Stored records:
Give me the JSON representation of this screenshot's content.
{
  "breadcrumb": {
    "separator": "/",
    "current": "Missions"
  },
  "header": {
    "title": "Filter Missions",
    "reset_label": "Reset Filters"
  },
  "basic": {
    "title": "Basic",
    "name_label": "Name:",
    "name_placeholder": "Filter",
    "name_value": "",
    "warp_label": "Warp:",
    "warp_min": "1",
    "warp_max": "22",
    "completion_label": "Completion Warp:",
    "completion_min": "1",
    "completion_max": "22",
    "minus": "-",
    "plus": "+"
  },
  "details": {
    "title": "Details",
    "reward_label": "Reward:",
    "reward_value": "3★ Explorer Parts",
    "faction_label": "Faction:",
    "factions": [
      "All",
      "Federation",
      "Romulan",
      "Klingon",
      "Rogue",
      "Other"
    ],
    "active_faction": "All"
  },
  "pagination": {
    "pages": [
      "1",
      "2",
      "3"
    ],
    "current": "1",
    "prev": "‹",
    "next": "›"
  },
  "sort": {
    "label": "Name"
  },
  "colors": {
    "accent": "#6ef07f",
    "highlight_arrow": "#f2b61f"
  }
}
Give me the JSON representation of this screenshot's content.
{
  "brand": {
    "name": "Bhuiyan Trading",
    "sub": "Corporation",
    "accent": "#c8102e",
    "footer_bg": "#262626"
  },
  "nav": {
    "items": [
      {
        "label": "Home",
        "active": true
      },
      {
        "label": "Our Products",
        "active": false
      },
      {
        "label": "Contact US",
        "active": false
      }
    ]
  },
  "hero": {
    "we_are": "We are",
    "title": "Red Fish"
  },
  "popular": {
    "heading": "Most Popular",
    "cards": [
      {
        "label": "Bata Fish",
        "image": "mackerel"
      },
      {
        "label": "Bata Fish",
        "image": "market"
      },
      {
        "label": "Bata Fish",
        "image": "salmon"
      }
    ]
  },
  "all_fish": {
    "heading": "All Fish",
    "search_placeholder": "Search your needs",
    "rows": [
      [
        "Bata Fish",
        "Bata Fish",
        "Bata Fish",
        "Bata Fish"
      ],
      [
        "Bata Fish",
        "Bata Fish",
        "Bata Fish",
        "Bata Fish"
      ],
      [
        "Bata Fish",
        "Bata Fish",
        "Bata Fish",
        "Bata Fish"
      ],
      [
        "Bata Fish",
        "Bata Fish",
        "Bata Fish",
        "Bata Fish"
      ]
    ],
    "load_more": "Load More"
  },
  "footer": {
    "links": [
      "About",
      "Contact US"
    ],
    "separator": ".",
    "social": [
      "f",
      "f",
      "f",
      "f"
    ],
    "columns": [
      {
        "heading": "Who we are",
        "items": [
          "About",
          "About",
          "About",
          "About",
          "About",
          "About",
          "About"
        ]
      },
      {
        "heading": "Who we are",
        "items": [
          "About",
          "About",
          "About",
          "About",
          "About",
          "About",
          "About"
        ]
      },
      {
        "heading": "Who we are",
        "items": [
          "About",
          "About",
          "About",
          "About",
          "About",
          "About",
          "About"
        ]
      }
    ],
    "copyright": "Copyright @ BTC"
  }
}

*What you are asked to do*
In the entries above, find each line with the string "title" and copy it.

*Expected answer*
    "title": "Filter Missions",
    "title": "Basic",
    "title": "Details",
    "title": "Red Fish"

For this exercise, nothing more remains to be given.